Oral History Interview with Miriam Slifkin, March 24, 1995. Interview G-0175. Southern Oral History Program Collection (#4007) in the Southern Oral History Program Collection, Southern Historical Collection, Wilson Library, University of North Carolina at Chapel Hill.

Full Text of the Excerpt

LYNNE DEGITZ You mentioned in the other interviews (with Emily Adams in Fall 1994) the variety of reasons women got involved in NOW. Why did you get involved?
MIRIAM SLIFKIN:
Well, I never thought of it. You're angry. That gets you started. But once you're in it, you keep going.
MIRIAM SLIFKIN:
We had a funny system in the local chapter. We started off, I was treasurer. You know why I was treasurer? Because I could add and subtract. That's why I was treasurer. We had somebody else at first, before we were officially a chapter. She couldn't add worth a dime! And I got so disgusted, I said I'll take over. So somebody else had to be president. I don't know that they would have wanted me anyway. But that was sort of the informality of it all. And after I decided I didn't want to be president, I was, I think number three, I said, that's enough for one person.
MIRIAM SLIFKIN:
But there were projects I was interested in. So in order for my letters to different people to have some credibility, I would put down "Chair of the Education Committee" or "Chair of Compliance", so it sounds good. You know, I would bring it up to the chapter, "I'm interested in this. Do you mind?" "No, go ahead, do it!" That's the way it was. It worked fine. I don't know that anybody else pulled that sort of trick, but it worked fine. And I did that on the state level when Cynthia Drake, my predecessor, was president, I said I was, I don't remember, I said "Do you mind if I put myself down as Chair of the Task Force of whatever?" She said, "Go ahead!" (laughs) Whatever. So what. But it was fun that way and it accomplished. That's the thing. Are you getting your goals. And it worked.

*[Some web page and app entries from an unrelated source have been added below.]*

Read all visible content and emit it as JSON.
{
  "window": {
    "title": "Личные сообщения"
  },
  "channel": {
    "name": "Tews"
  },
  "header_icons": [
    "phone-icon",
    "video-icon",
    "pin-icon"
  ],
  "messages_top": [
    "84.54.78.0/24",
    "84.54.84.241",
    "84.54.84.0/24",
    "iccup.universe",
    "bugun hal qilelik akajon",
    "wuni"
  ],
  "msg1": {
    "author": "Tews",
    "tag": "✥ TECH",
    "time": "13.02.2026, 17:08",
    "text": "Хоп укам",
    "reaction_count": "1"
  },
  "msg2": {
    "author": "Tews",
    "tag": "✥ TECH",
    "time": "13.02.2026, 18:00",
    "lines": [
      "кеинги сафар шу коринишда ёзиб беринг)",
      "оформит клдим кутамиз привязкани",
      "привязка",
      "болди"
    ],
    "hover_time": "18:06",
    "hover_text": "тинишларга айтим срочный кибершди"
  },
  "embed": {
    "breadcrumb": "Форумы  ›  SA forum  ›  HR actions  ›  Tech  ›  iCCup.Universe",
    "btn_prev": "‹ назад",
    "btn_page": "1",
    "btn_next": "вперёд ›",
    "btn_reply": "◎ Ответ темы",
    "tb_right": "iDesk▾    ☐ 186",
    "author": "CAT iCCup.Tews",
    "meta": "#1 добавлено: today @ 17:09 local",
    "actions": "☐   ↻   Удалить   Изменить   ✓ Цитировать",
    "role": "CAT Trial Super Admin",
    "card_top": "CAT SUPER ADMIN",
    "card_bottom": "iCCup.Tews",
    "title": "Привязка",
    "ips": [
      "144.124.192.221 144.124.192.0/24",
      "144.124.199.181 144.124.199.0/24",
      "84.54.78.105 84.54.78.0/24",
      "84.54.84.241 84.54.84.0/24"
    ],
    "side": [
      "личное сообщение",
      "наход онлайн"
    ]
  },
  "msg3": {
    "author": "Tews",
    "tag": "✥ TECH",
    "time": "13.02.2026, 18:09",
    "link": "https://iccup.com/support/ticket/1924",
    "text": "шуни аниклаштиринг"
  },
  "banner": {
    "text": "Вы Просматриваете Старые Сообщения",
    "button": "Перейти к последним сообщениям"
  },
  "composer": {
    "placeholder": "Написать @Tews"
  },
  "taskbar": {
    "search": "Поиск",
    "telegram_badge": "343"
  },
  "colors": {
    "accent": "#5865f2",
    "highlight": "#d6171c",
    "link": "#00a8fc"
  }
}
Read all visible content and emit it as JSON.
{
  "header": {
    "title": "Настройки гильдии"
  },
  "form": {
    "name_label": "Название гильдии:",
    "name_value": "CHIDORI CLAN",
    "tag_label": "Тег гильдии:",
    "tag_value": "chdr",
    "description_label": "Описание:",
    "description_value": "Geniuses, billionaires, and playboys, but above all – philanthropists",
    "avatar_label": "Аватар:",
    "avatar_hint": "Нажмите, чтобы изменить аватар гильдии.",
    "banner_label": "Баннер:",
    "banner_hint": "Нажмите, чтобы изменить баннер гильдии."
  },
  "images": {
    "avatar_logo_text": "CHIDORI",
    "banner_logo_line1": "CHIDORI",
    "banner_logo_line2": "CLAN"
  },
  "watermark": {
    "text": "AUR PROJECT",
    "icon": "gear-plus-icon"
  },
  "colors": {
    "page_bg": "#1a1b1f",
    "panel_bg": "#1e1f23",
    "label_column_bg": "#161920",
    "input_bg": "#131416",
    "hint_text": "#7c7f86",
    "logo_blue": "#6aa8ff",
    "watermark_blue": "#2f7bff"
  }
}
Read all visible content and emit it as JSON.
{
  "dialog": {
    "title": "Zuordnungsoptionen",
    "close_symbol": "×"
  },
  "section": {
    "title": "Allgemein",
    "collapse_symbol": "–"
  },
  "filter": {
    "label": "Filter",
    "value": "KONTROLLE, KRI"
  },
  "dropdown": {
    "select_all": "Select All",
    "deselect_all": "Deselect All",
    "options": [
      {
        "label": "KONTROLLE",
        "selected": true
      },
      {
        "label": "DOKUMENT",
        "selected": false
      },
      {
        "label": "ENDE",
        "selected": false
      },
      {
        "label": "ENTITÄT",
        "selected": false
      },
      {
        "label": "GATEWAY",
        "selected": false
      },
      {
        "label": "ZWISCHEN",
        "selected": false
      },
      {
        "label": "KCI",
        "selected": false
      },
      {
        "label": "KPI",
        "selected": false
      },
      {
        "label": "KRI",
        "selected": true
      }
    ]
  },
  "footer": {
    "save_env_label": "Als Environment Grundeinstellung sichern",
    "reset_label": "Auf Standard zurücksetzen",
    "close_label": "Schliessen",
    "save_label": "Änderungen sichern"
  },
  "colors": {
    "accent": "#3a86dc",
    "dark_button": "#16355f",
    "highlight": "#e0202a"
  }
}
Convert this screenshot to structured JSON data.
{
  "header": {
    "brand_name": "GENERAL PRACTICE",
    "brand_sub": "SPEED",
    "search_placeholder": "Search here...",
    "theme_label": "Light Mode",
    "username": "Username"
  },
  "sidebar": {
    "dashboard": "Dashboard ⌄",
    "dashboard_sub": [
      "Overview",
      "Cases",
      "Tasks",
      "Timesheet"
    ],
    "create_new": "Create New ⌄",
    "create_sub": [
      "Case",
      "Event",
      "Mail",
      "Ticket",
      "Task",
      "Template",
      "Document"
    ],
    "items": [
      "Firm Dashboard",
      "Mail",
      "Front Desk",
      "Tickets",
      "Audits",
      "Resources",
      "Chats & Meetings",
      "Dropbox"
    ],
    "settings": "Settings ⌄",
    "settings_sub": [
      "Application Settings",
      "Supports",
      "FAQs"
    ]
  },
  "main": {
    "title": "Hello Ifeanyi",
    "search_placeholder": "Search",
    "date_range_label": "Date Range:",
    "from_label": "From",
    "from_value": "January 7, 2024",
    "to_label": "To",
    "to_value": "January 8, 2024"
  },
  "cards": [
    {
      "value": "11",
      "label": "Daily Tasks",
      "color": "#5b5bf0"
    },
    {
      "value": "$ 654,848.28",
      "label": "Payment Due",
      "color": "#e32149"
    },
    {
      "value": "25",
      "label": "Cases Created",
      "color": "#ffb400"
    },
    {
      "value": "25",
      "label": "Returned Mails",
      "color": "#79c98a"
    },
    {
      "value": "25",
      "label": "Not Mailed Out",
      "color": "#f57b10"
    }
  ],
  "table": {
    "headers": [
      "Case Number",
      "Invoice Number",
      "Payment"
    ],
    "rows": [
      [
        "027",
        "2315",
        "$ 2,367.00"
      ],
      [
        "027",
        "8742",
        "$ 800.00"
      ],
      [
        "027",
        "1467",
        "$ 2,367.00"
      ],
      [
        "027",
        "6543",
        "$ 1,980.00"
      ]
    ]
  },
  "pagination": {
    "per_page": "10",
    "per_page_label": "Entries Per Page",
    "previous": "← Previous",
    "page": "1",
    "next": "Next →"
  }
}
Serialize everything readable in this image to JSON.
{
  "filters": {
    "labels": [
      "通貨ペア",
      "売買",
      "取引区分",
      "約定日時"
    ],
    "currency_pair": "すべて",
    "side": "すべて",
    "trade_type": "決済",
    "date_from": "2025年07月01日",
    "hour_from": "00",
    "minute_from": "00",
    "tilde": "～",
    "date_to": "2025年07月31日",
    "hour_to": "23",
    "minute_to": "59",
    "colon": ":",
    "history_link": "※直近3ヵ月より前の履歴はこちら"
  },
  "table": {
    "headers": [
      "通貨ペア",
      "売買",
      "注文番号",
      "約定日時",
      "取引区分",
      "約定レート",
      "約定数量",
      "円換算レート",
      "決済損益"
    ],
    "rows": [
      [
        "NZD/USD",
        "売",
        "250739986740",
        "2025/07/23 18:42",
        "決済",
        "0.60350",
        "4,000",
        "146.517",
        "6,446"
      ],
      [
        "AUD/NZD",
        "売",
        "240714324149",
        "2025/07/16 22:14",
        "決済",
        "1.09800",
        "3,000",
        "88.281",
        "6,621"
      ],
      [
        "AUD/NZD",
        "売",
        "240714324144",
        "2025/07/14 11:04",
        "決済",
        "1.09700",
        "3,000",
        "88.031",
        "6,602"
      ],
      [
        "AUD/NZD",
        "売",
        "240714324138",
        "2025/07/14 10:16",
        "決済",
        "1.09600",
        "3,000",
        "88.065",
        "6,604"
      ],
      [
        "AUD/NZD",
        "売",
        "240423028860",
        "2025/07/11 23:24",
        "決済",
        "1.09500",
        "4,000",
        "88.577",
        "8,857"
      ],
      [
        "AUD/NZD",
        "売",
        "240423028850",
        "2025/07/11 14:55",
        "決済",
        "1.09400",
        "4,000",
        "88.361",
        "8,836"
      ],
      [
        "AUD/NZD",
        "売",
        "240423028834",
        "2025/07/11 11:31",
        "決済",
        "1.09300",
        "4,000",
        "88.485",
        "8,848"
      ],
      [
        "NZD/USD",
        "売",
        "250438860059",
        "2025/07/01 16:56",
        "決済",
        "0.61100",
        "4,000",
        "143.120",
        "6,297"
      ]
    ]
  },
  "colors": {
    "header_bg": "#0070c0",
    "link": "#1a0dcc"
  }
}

MIRIAM SLIFKIN:
And I remember once giving a speech to I think it was Seratoma. This is another ironic thing. When Poquita advised me not to have my name on that news release, I was being asked by men's civic clubs, as a member of NOW, to come and speak. I mean, listen, isn't there something wrong here, something strange? But that's the way it was. I think the first one I did was when I was treasurer. And I said in my correspondence, "Chair of Speakers' Bureau." And so it was legitimate.